*Goal of the exercise*. Note each line of the entries that includes "лист". Then copy those lines.
#### Material provided ####
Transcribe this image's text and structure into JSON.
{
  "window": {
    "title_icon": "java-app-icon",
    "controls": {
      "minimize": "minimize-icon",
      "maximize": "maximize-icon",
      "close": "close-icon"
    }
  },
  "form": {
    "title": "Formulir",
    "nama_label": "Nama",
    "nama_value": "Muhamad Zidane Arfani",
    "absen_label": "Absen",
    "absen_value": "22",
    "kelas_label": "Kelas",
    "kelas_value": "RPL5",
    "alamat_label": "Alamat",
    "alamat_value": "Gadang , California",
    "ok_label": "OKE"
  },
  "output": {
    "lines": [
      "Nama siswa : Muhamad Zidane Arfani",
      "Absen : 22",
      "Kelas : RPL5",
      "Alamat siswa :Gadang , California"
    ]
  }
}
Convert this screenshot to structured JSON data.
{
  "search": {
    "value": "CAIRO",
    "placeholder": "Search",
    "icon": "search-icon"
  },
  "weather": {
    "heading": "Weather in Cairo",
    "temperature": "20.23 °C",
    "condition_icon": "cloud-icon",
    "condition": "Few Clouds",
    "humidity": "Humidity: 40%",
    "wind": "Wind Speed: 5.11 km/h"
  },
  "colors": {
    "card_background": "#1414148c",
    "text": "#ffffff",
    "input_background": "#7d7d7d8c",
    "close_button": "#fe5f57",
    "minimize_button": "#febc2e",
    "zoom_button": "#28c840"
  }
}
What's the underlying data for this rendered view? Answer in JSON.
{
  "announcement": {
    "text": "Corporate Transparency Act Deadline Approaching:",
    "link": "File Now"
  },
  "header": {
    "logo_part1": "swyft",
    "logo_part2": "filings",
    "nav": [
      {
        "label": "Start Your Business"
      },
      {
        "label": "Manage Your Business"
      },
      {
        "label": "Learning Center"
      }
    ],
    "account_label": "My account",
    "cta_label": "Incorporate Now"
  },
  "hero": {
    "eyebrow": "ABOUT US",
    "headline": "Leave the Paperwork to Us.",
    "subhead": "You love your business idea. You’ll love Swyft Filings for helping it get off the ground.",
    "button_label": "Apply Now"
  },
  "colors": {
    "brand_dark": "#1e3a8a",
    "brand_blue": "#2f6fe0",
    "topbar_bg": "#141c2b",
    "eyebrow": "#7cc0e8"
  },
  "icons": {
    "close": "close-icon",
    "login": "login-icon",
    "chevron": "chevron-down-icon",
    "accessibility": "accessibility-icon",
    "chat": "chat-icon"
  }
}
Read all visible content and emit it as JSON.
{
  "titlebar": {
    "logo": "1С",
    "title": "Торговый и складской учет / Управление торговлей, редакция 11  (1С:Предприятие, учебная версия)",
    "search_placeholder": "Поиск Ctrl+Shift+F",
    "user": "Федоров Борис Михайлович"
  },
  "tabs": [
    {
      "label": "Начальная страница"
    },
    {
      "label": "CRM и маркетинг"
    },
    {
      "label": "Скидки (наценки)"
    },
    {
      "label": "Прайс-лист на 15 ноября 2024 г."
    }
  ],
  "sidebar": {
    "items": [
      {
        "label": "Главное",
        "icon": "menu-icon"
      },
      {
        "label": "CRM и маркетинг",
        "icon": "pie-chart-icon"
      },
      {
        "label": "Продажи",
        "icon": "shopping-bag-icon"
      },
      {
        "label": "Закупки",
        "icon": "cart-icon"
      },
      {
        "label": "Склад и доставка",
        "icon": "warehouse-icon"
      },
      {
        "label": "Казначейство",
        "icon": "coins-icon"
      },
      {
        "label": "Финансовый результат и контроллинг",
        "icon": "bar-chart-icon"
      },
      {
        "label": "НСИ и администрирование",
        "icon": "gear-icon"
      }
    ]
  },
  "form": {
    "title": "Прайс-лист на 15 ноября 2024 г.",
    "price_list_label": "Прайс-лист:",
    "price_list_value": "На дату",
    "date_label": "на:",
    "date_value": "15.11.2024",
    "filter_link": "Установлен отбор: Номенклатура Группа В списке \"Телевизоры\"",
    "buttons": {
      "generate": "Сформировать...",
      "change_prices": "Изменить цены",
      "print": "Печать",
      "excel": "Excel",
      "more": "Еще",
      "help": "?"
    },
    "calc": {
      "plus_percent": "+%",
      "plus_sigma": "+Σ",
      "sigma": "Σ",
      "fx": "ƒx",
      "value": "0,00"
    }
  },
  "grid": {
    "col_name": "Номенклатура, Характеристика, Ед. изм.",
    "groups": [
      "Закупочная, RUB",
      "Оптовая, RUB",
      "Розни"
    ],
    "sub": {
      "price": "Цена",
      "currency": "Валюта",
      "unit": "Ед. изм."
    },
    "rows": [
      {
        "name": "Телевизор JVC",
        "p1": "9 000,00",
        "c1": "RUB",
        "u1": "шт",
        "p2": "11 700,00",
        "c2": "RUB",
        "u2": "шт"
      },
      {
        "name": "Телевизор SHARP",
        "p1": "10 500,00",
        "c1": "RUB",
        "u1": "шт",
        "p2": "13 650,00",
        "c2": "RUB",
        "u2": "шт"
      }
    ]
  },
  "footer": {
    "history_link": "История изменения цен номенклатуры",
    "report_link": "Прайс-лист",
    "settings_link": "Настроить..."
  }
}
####
*Worked solution*.
      "label": "Прайс-лист на 15 ноября 2024 г."
    "title": "Прайс-лист на 15 ноября 2024 г.",
    "price_list_label": "Прайс-лист:",
    "report_link": "Прайс-лист",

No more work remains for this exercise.